Working data:

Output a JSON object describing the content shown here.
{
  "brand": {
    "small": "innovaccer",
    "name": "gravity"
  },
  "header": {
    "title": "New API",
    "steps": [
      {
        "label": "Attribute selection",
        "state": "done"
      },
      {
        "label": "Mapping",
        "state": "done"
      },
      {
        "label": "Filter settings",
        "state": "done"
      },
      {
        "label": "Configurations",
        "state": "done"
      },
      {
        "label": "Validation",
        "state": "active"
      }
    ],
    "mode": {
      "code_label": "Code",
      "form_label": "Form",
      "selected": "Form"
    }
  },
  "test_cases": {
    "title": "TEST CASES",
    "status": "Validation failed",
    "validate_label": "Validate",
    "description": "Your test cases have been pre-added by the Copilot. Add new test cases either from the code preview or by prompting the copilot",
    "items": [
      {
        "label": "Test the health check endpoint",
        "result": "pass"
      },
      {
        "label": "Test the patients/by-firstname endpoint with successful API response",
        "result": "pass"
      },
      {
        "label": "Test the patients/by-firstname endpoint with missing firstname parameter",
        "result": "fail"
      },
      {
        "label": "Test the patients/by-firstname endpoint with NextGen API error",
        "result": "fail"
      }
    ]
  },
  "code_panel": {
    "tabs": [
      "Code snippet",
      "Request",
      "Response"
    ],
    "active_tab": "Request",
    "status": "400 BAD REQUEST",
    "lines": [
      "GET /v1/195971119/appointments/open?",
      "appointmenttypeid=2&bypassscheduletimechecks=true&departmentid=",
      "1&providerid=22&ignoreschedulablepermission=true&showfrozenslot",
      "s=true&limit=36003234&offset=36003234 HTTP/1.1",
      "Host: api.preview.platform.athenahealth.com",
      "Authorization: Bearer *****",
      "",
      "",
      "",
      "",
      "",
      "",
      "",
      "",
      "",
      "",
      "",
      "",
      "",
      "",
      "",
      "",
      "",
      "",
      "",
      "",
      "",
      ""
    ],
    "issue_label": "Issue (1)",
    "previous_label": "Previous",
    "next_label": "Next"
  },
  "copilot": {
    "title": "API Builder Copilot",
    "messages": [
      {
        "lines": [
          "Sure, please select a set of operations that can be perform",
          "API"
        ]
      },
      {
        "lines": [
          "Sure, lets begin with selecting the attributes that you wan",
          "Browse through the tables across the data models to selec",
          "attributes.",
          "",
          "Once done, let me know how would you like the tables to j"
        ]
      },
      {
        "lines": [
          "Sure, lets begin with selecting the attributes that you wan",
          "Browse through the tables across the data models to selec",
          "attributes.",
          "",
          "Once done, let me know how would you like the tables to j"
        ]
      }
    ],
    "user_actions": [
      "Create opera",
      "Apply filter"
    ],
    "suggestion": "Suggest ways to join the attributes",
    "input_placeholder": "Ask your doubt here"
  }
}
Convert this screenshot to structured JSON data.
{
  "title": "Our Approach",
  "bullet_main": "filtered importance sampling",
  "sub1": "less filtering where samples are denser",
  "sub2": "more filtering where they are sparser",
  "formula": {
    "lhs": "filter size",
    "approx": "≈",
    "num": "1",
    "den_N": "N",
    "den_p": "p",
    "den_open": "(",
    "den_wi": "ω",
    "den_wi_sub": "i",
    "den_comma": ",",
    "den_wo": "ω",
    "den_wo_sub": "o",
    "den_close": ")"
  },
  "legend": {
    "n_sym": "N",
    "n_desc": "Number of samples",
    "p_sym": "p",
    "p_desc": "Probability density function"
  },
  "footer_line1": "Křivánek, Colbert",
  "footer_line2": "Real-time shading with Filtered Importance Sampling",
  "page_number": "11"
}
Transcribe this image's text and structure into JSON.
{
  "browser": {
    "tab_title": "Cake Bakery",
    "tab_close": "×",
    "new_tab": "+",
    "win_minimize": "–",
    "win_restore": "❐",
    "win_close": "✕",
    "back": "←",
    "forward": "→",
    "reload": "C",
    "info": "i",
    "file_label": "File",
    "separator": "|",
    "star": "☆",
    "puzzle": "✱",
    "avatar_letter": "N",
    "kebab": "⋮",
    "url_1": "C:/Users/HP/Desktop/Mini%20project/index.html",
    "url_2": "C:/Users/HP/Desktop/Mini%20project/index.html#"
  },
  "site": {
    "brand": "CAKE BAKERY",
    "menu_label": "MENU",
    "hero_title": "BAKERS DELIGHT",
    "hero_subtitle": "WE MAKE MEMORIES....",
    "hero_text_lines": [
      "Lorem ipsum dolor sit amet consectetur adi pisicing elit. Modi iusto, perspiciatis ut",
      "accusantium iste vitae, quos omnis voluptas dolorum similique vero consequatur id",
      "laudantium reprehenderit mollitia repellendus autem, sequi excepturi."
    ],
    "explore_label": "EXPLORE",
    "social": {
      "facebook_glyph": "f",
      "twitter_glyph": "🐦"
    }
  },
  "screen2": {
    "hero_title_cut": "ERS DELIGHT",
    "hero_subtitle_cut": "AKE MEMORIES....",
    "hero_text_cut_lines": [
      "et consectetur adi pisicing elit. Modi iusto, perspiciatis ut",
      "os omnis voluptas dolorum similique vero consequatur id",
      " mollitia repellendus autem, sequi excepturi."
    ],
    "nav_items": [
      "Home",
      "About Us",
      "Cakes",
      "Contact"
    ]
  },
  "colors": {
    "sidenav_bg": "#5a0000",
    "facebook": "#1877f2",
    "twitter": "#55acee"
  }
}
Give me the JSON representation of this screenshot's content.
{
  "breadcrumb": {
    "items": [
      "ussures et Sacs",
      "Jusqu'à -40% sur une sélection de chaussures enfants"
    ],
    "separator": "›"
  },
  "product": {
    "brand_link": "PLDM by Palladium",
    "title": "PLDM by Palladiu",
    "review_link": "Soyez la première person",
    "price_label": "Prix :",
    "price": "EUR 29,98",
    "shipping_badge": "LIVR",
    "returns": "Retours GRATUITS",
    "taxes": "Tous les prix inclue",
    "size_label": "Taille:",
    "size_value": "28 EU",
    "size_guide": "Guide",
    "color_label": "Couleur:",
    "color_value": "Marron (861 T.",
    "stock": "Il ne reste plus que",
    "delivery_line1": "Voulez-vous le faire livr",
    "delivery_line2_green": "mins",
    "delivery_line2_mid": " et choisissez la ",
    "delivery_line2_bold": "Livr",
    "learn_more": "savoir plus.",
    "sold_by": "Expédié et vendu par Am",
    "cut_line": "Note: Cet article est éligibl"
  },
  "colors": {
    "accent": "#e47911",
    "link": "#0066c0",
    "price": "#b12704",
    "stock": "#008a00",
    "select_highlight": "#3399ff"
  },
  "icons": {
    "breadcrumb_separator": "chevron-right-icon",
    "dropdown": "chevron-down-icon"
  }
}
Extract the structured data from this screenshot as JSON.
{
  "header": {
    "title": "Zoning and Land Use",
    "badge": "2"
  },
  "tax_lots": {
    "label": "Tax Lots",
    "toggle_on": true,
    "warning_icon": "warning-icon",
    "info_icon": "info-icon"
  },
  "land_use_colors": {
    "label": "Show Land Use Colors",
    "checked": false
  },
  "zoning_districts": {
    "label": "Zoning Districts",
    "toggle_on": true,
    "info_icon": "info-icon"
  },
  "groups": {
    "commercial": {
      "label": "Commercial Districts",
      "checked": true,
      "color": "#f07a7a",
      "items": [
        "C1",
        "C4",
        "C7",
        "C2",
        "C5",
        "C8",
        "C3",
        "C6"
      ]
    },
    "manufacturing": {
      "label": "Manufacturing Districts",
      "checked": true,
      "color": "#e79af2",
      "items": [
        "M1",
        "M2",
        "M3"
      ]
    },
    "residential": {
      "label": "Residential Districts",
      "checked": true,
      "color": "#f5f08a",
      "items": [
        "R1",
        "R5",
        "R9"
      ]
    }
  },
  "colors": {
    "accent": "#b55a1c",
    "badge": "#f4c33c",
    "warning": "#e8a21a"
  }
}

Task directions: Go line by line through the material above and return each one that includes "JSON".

Answer to this task:
Output a JSON object describing the content shown here.
Convert this screenshot to structured JSON data.
Transcribe this image's text and structure into JSON.
Give me the JSON representation of this screenshot's content.
Extract the structured data from this screenshot as JSON.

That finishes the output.